If you have multiple enum columns, you should partition by the enum column that has the highest cardinality. That produces the smallest possible table within each partition. –  RolandoMySQLDBA Oct 24 '13 at 21:37
    
This would be better than indexing a low cardinality column. Given such an index, the MySQL Query Optimizer may never want to use it. –  RolandoMySQLDBA Oct 24 '13 at 21:39
    
Interesting. Thanks for the insight. I'll post back with a status update. –  Mike Purcell Oct 24 '13 at 21:47
    
I ended up fixing the lower layer code to accept enums, but convert to varchars, so now I can add indices. Thanks again, as I learned something new. –  Mike Purcell Oct 25 '13 at 0:27

I could hardly disagree any more than I already do with the accepted answer, for two reasons.

First, all the talk about the optimizer not using low cardinality indexes is overblown. Its true that the optimizer may not prefer it, and it's true that the optimizer may sometimes choose to disregard it, but I have seen posts suggesting that if more than "x" percent of the rows match an index, it wont be used. And that's absolutely not true.

I'm sitting in front of a table with over a million rows in it. It has an indexed enum column, along with a number of other indexes, but I'm showing that index below. Note the cardinality is 2.

mysql> show indexes in xxxxxxx;
+---------+------------+---------------------+--------------+---------------------+-----------+-------------+----------+--------+------+------------+---------+---------------+
| Table   | Non_unique | Key_name            | Seq_in_index | Column_name         | Collation | Cardinality | Sub_part | Packed | Null | Index_type | Comment | Index_comment |
+---------+------------+---------------------+--------------+---------------------+-----------+-------------+----------+--------+------+------------+---------+---------------+
| xxxxxxx |          1 | target_xxx          |            1 | target_xxx          | A         |           2 |     NULL | NULL   |      | BTREE      |         |               |
+---------+------------+---------------------+--------------+---------------------+-----------+-------------+----------+--------+------+------------+---------+---------------+

So, does the optimizer use this index?

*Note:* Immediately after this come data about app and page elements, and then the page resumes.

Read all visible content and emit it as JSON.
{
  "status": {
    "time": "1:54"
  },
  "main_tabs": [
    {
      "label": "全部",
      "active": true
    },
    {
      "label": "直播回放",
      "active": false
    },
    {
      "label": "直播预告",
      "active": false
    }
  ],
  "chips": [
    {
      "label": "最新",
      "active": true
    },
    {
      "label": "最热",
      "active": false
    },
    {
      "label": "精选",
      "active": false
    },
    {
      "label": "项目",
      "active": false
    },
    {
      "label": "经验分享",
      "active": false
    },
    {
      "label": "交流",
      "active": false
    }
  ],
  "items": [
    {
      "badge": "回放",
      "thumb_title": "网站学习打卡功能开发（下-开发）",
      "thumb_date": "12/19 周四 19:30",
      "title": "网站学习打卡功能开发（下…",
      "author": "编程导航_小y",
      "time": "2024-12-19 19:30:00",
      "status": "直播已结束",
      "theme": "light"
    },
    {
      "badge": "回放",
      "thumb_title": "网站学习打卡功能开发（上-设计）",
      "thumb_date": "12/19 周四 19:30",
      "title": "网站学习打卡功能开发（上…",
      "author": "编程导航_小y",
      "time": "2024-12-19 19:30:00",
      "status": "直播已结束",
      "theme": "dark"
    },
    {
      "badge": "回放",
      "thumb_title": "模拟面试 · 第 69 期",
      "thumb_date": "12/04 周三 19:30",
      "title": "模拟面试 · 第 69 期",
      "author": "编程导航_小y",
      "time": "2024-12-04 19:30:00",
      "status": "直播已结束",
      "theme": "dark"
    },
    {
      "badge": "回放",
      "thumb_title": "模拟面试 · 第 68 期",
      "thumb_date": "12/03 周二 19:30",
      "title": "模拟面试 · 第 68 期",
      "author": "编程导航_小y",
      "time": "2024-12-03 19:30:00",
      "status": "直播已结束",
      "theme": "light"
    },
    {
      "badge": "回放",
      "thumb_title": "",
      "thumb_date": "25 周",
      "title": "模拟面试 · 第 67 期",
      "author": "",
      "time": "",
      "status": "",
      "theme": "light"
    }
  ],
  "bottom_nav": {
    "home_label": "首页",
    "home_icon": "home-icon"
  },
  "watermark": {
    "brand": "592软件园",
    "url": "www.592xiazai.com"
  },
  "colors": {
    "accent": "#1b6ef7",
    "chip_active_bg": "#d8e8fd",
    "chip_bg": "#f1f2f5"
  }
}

mysql> explain select * from xxxxxxx where target_xxx = 'default';
+----+-------------+---------+------+---------------+------------+---------+-------+---------+-----------------------+
| id | select_type | table   | type | possible_keys | key        | key_len | ref   | rows    | Extra                 |
+----+-------------+---------+------+---------------+------------+---------+-------+---------+-----------------------+
|  1 | SIMPLE      | xxxxxxx | ref  | target_xxx    | target_xxx | 1       | const | 1269015 | Using index condition |
+----+-------------+---------+------+---------------+------------+---------+-------+---------+-----------------------+
1 row in set (0.23 sec)

Yes, it does. It uses the index for rows that match, and it also uses the index to almost immediately tell me that no rows match if I used a value in the where clause that is not found anywhere in the table in that column.

The myth of low cardinality indexes not being useful or used... seriously needs to be discarded.

Give the optimizer choices. That isn't something you want to avoid.

Second, if you partition the table as discussed, then every query that does not reference that column in its where clause now has all 7 partitions to deal with (and 7 sets of indexes). Unless there is something really significant and meaningful about this column that means you'll be interrogating it in most of your where clauses, partitioning on it doesn't seem like a particularly good plan.

Partitioning is not a magic bullet.

It is, however, a bullet of a different kind -- and it tends to point toward your foot unless appropriately used.

share|improve this answer
    
Nice. Appreciate the write-up. I actually ended up converting the enums to varchars, then added the indices. Took some refactoring on the lower level api, but seems to work well. –  Mike Purcell Oct 25 '13 at 4:20

Your Answer

 
discard

By posting your answer, you agree to the privacy policy and terms of service.

Not the answer you're looking for? Browse other questions tagged or ask your own question.